House concerts are a folk tradition that’s as old as “Oh! Susanna.” But nowadays they’re the stage for pop performers, too — everyone from Wilco’s revered Jeff Tweedy to Canada’s Be Good Tanyas to your neighbor’s aspiring singer/songwriter college student. Other arts — dance, theater and even visual arts — are being presented in Minnesota houses, apartments and back yards, as well.
These alternative gigs are less a response to tough economic times than a grass-roots strategy of reaching and building an audience. The Twin Cities blog Cake in 15 has been hosting 35-seat house concerts for indie-rock hipsters. And living-room performances have become special-occasion events for baby boomers who don’t see much live music beyond arena concerts by old heroes like Elton John or James Taylor.

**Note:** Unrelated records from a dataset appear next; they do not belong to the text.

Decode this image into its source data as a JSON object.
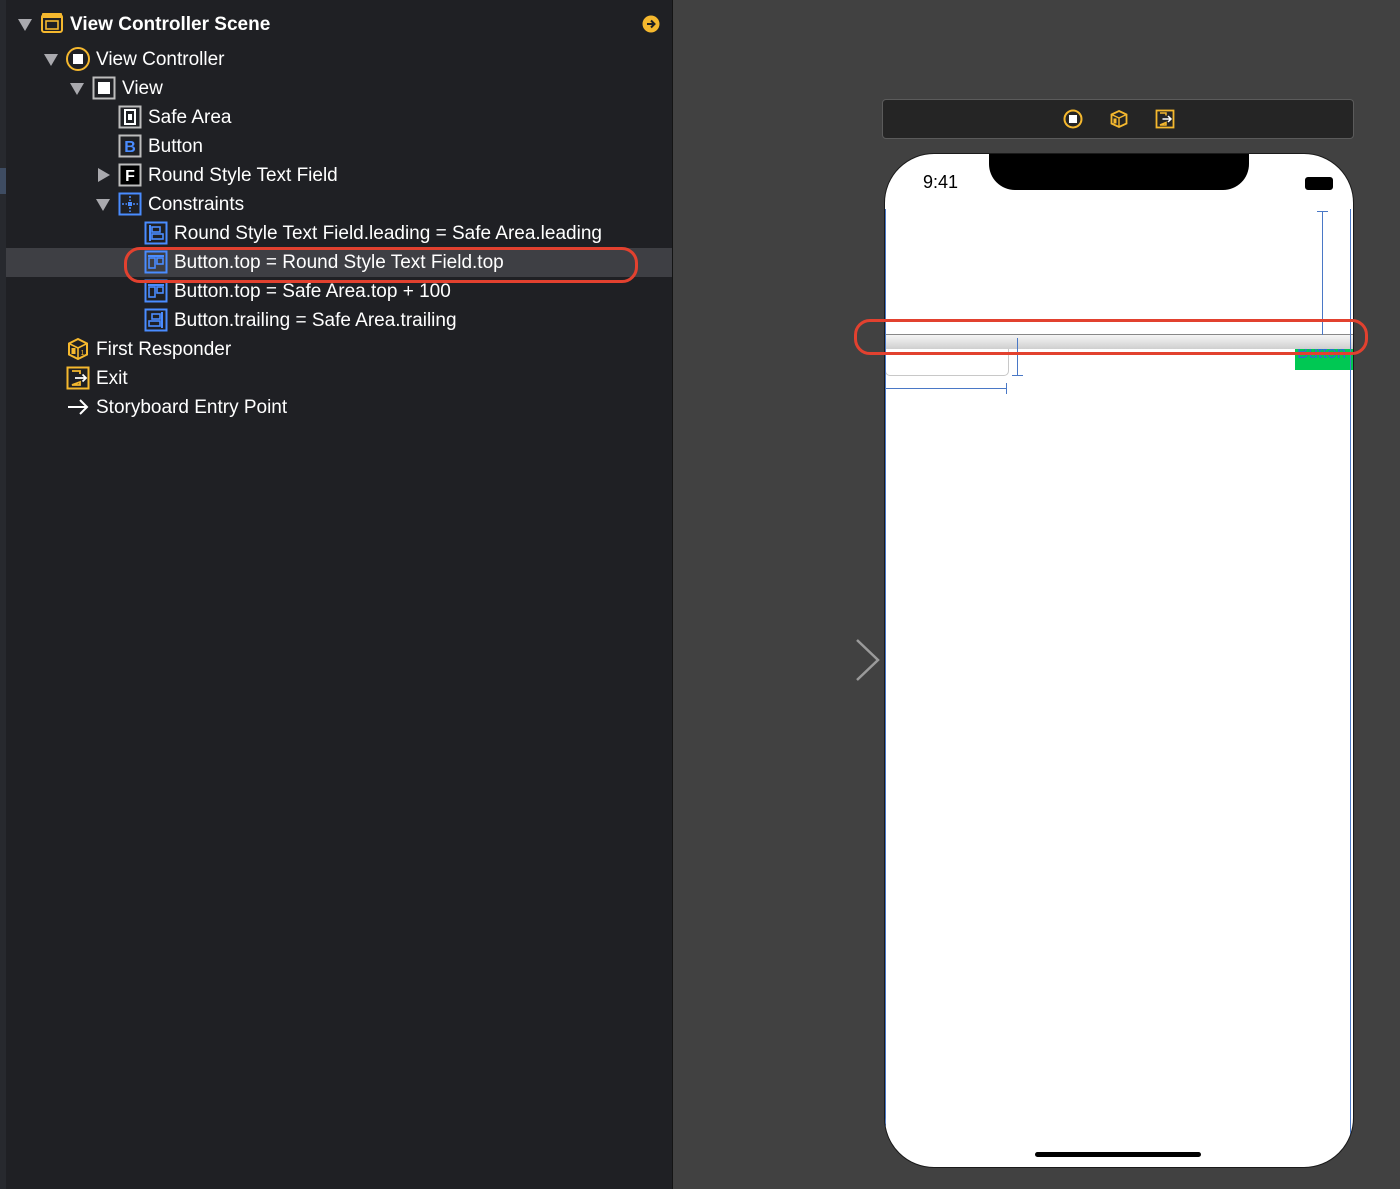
{
  "outline": {
    "items": [
      {
        "id": "scene",
        "label": "View Controller Scene",
        "icon": "scene-icon"
      },
      {
        "id": "vc",
        "label": "View Controller",
        "icon": "view-controller-icon"
      },
      {
        "id": "view",
        "label": "View",
        "icon": "view-icon"
      },
      {
        "id": "safe-area",
        "label": "Safe Area",
        "icon": "safe-area-icon"
      },
      {
        "id": "button",
        "label": "Button",
        "icon": "button-icon"
      },
      {
        "id": "text-field",
        "label": "Round Style Text Field",
        "icon": "text-field-icon"
      },
      {
        "id": "constraints",
        "label": "Constraints",
        "icon": "constraints-icon"
      },
      {
        "id": "c1",
        "label": "Round Style Text Field.leading = Safe Area.leading",
        "icon": "leading-constraint-icon"
      },
      {
        "id": "c2",
        "label": "Button.top = Round Style Text Field.top",
        "icon": "top-constraint-icon"
      },
      {
        "id": "c3",
        "label": "Button.top = Safe Area.top + 100",
        "icon": "top-constraint-icon"
      },
      {
        "id": "c4",
        "label": "Button.trailing = Safe Area.trailing",
        "icon": "trailing-constraint-icon"
      },
      {
        "id": "first-responder",
        "label": "First Responder",
        "icon": "first-responder-icon"
      },
      {
        "id": "exit",
        "label": "Exit",
        "icon": "exit-icon"
      },
      {
        "id": "entry",
        "label": "Storyboard Entry Point",
        "icon": "arrow-right-icon"
      }
    ],
    "selected": "Button.top = Round Style Text Field.top"
  },
  "canvas": {
    "dock_icons": [
      "view-controller-icon",
      "first-responder-icon",
      "exit-icon"
    ],
    "status_time": "9:41",
    "button_label": "Button"
  },
  "colors": {
    "accent_yellow": "#f5b82e",
    "constraint_blue": "#4a78c6",
    "highlight_red": "#e2412f",
    "button_green": "#00c853"
  }
}
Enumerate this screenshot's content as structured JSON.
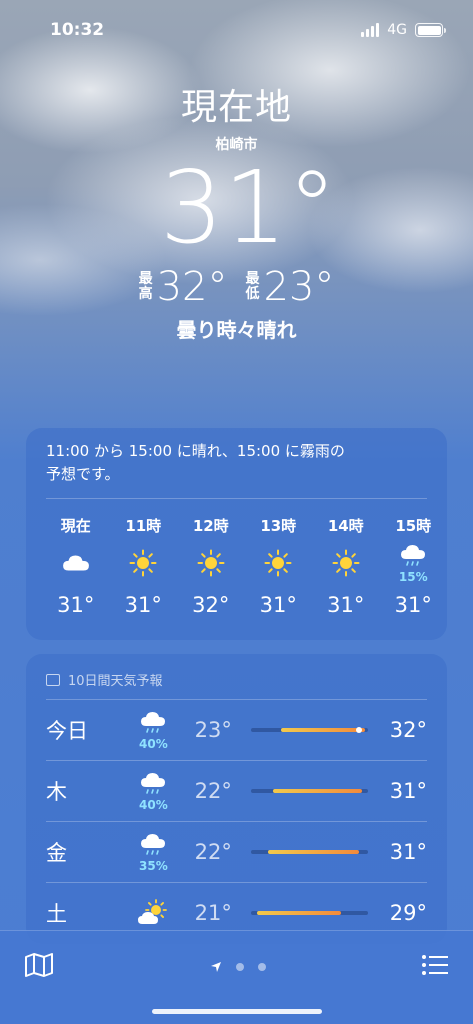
{
  "status": {
    "time": "10:32",
    "network": "4G"
  },
  "hero": {
    "location": "現在地",
    "sublocation": "柏崎市",
    "temperature": "31°",
    "high_label_1": "最",
    "high_label_2": "高",
    "high": "32°",
    "low_label_1": "最",
    "low_label_2": "低",
    "low": "23°",
    "condition": "曇り時々晴れ"
  },
  "hourly": {
    "summary_line1": "11:00 から 15:00 に晴れ、15:00 に霧雨の",
    "summary_line2": "予想です。",
    "items": [
      {
        "label": "現在",
        "icon": "cloud-icon",
        "temp": "31°",
        "pop": ""
      },
      {
        "label": "11時",
        "icon": "sun-icon",
        "temp": "31°",
        "pop": ""
      },
      {
        "label": "12時",
        "icon": "sun-icon",
        "temp": "32°",
        "pop": ""
      },
      {
        "label": "13時",
        "icon": "sun-icon",
        "temp": "31°",
        "pop": ""
      },
      {
        "label": "14時",
        "icon": "sun-icon",
        "temp": "31°",
        "pop": ""
      },
      {
        "label": "15時",
        "icon": "drizzle-icon",
        "temp": "31°",
        "pop": "15%"
      }
    ]
  },
  "daily": {
    "title": "10日間天気予報",
    "items": [
      {
        "day": "今日",
        "icon": "rain-icon",
        "pop": "40%",
        "low": "23°",
        "high": "32°",
        "range_start": 0.25,
        "range_end": 0.95,
        "now": 0.9
      },
      {
        "day": "木",
        "icon": "rain-icon",
        "pop": "40%",
        "low": "22°",
        "high": "31°",
        "range_start": 0.18,
        "range_end": 0.92
      },
      {
        "day": "金",
        "icon": "rain-icon",
        "pop": "35%",
        "low": "22°",
        "high": "31°",
        "range_start": 0.14,
        "range_end": 0.9
      },
      {
        "day": "土",
        "icon": "partly-cloudy-icon",
        "pop": "",
        "low": "21°",
        "high": "29°",
        "range_start": 0.05,
        "range_end": 0.75
      }
    ]
  },
  "colors": {
    "pop": "#8fe2ff",
    "sun": "#ffd43a",
    "bar_cool": "#f2c94c",
    "bar_warm": "#f28a3c"
  }
}
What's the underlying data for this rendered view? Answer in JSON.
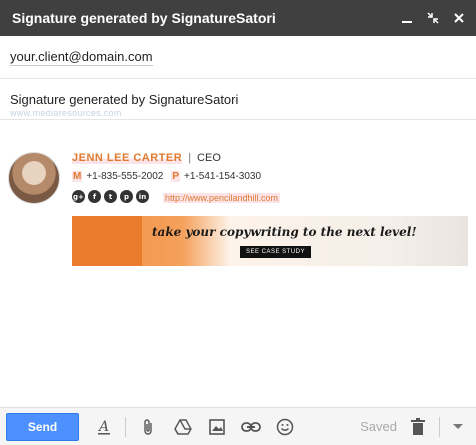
{
  "window": {
    "title": "Signature generated by SignatureSatori",
    "controls": [
      "minimize-icon",
      "expand-icon",
      "close-icon"
    ]
  },
  "compose": {
    "to_value": "your.client@domain.com",
    "subject_value": "Signature generated by SignatureSatori",
    "ghost_text": "www.mediaresources.com"
  },
  "signature": {
    "name": "JENN LEE CARTER",
    "separator": "|",
    "role": "CEO",
    "mobile_key": "M",
    "mobile_value": "+1-835-555-2002",
    "phone_key": "P",
    "phone_value": "+1-541-154-3030",
    "social": [
      {
        "icon": "google-plus-icon",
        "glyph": "g+"
      },
      {
        "icon": "facebook-icon",
        "glyph": "f"
      },
      {
        "icon": "twitter-icon",
        "glyph": "t"
      },
      {
        "icon": "pinterest-icon",
        "glyph": "p"
      },
      {
        "icon": "linkedin-icon",
        "glyph": "in"
      }
    ],
    "url": "http://www.pencilandhill.com",
    "banner": {
      "tagline": "take your copywriting to the next level!",
      "cta": "SEE CASE STUDY"
    }
  },
  "toolbar": {
    "send_label": "Send",
    "saved_label": "Saved",
    "icons": [
      "formatting-icon",
      "attach-icon",
      "drive-icon",
      "insert-photo-icon",
      "link-icon",
      "emoji-icon",
      "trash-icon",
      "more-options-icon"
    ]
  },
  "colors": {
    "titlebar": "#404040",
    "send": "#4d90fe",
    "accent": "#e07a2f",
    "highlight": "#fbe3e8"
  }
}
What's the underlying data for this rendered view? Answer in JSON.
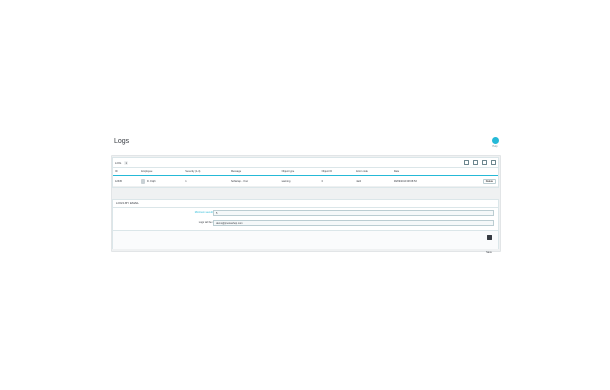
{
  "page": {
    "title": "Logs"
  },
  "help": {
    "label": "Help"
  },
  "logs_list": {
    "header_label": "LOG",
    "count": "1",
    "columns": [
      "ID",
      "Employee",
      "Severity (1-4)",
      "Message",
      "Object type",
      "Object ID",
      "Error code",
      "Date"
    ],
    "rows": [
      {
        "id": "12345",
        "employee": "D. Fiqih",
        "severity": "1",
        "message": "Softwrap - Your",
        "object_type": "warning",
        "object_id": "0",
        "error_code": "4a/4",
        "date": "09/09/2019 08:08:53",
        "action_label": "Delete"
      }
    ]
  },
  "logs_by_email": {
    "section_title": "LOGS BY EMAIL",
    "min_severity_label": "Minimum severity level",
    "min_severity_value": "5",
    "send_to_label": "Logs will be sent to",
    "send_to_value": "demo@prestashop.com"
  },
  "footer": {
    "save_label": "Save"
  }
}
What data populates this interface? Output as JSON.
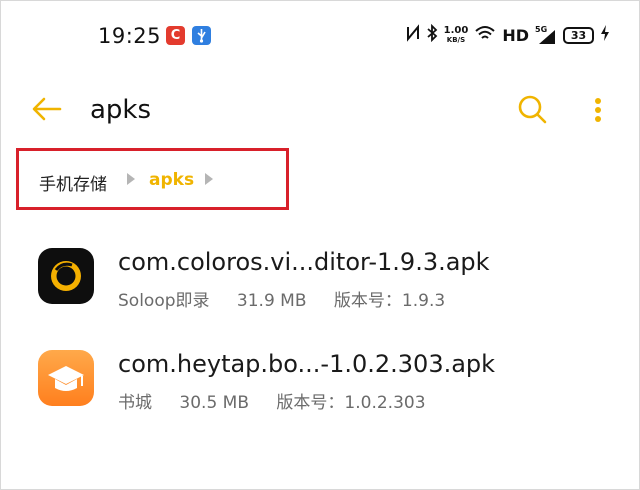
{
  "status_bar": {
    "time": "19:25",
    "notif_c": "C",
    "speed_value": "1.00",
    "speed_unit": "KB/S",
    "hd_label": "HD",
    "signal_label": "5G",
    "battery": "33"
  },
  "toolbar": {
    "title": "apks",
    "accent_color": "#f0b400"
  },
  "breadcrumb": {
    "items": [
      "手机存储",
      "apks"
    ]
  },
  "files": [
    {
      "name": "com.coloros.vi...ditor-1.9.3.apk",
      "app": "Soloop即录",
      "size": "31.9 MB",
      "version": "版本号：1.9.3",
      "icon": "soloop-app-icon"
    },
    {
      "name": "com.heytap.bo...-1.0.2.303.apk",
      "app": "书城",
      "size": "30.5 MB",
      "version": "版本号：1.0.2.303",
      "icon": "bookstore-app-icon"
    }
  ]
}
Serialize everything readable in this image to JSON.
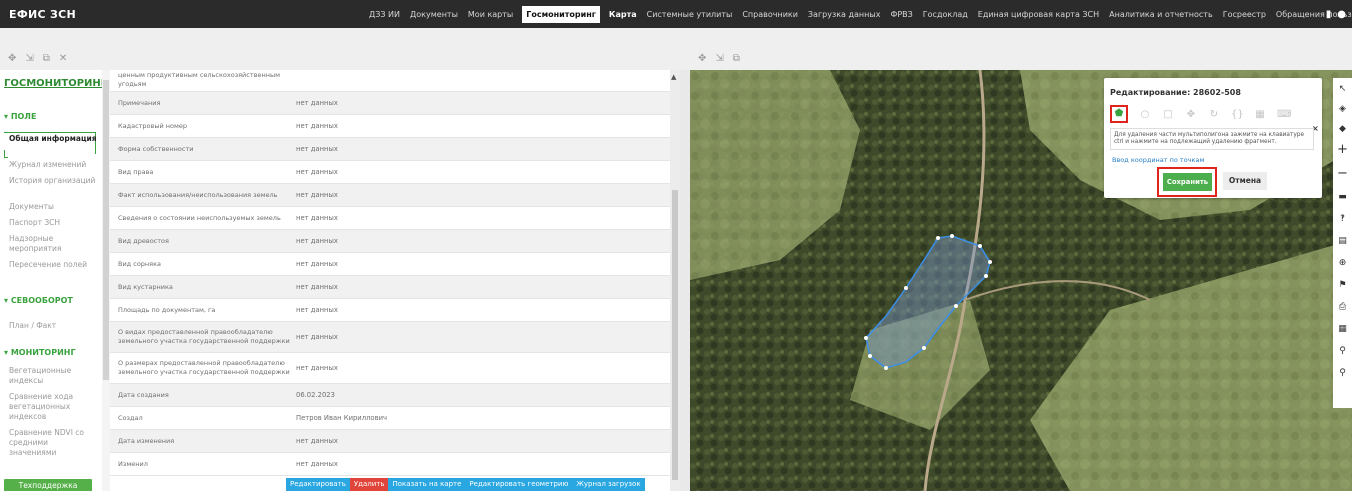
{
  "topbar": {
    "brand": "ЕФИС ЗСН",
    "nav": [
      "ДЗЗ ИИ",
      "Документы",
      "Мои карты",
      "Госмониторинг",
      "Карта",
      "Системные утилиты",
      "Справочники",
      "Загрузка данных",
      "ФРВЗ",
      "Госдоклад",
      "Единая цифровая карта ЗСН",
      "Аналитика и отчетность",
      "Госреестр",
      "Обращения пользователей"
    ]
  },
  "sidebar": {
    "title": "ГОСМОНИТОРИНГ",
    "section_field": "ПОЛЕ",
    "items_field": [
      "Общая информация",
      "Журнал изменений",
      "История организаций",
      "Документы",
      "Паспорт ЗСН",
      "Надзорные мероприятия",
      "Пересечение полей"
    ],
    "section_rotation": "СЕВООБОРОТ",
    "items_rotation": [
      "План / Факт"
    ],
    "section_monitoring": "МОНИТОРИНГ",
    "items_monitoring": [
      "Вегетационные индексы",
      "Сравнение хода вегетационных индексов",
      "Сравнение NDVI со средними значениями"
    ],
    "support": "Техподдержка"
  },
  "table": {
    "rows": [
      {
        "label": "ценным продуктивным сельскохозяйственным угодьям",
        "value": ""
      },
      {
        "label": "Примечания",
        "value": "нет данных"
      },
      {
        "label": "Кадастровый номер",
        "value": "нет данных"
      },
      {
        "label": "Форма собственности",
        "value": "нет данных"
      },
      {
        "label": "Вид права",
        "value": "нет данных"
      },
      {
        "label": "Факт использования/неиспользования земель",
        "value": "нет данных"
      },
      {
        "label": "Сведения о состоянии неиспользуемых земель",
        "value": "нет данных"
      },
      {
        "label": "Вид древостоя",
        "value": "нет данных"
      },
      {
        "label": "Вид сорняка",
        "value": "нет данных"
      },
      {
        "label": "Вид кустарника",
        "value": "нет данных"
      },
      {
        "label": "Площадь по документам, га",
        "value": "нет данных"
      },
      {
        "label": "О видах предоставленной правообладателю земельного участка государственной поддержки",
        "value": "нет данных"
      },
      {
        "label": "О размерах предоставленной правообладателю земельного участка государственной поддержки",
        "value": "нет данных"
      },
      {
        "label": "Дата создания",
        "value": "06.02.2023"
      },
      {
        "label": "Создал",
        "value": "Петров Иван Кириллович"
      },
      {
        "label": "Дата изменения",
        "value": "нет данных"
      },
      {
        "label": "Изменил",
        "value": "нет данных"
      }
    ]
  },
  "actions": {
    "edit": "Редактировать",
    "delete": "Удалить",
    "show_on_map": "Показать на карте",
    "edit_geometry": "Редактировать геометрию",
    "upload_log": "Журнал загрузок"
  },
  "edit_popup": {
    "title": "Редактирование: 28602-508",
    "hint": "Для удаления части мультиполигона зажмите на клавиатуре ctrl и нажмите на подлежащий удалению фрагмент.",
    "coord_link": "Ввод координат по точкам",
    "save": "Сохранить",
    "cancel": "Отмена",
    "close": "×"
  },
  "colors": {
    "accent_green": "#3aa23f",
    "highlight_red": "#e0231b",
    "action_blue": "#2aa7e0",
    "delete_red": "#e0443a",
    "polygon_blue": "#3b8fe8"
  },
  "icons": [
    "pentagon-icon",
    "circle-icon",
    "square-icon",
    "move-icon",
    "rotate-icon",
    "code-icon",
    "trash-icon"
  ]
}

“There is a network of 300 to 400 people [around the country] who host events on a monthly basis; they’re amateur promoters,” says DiNizio, who will do 70 to 80 living-room gigs this year. “These house concerts are not for every artist. Not all of them have the right temperament.”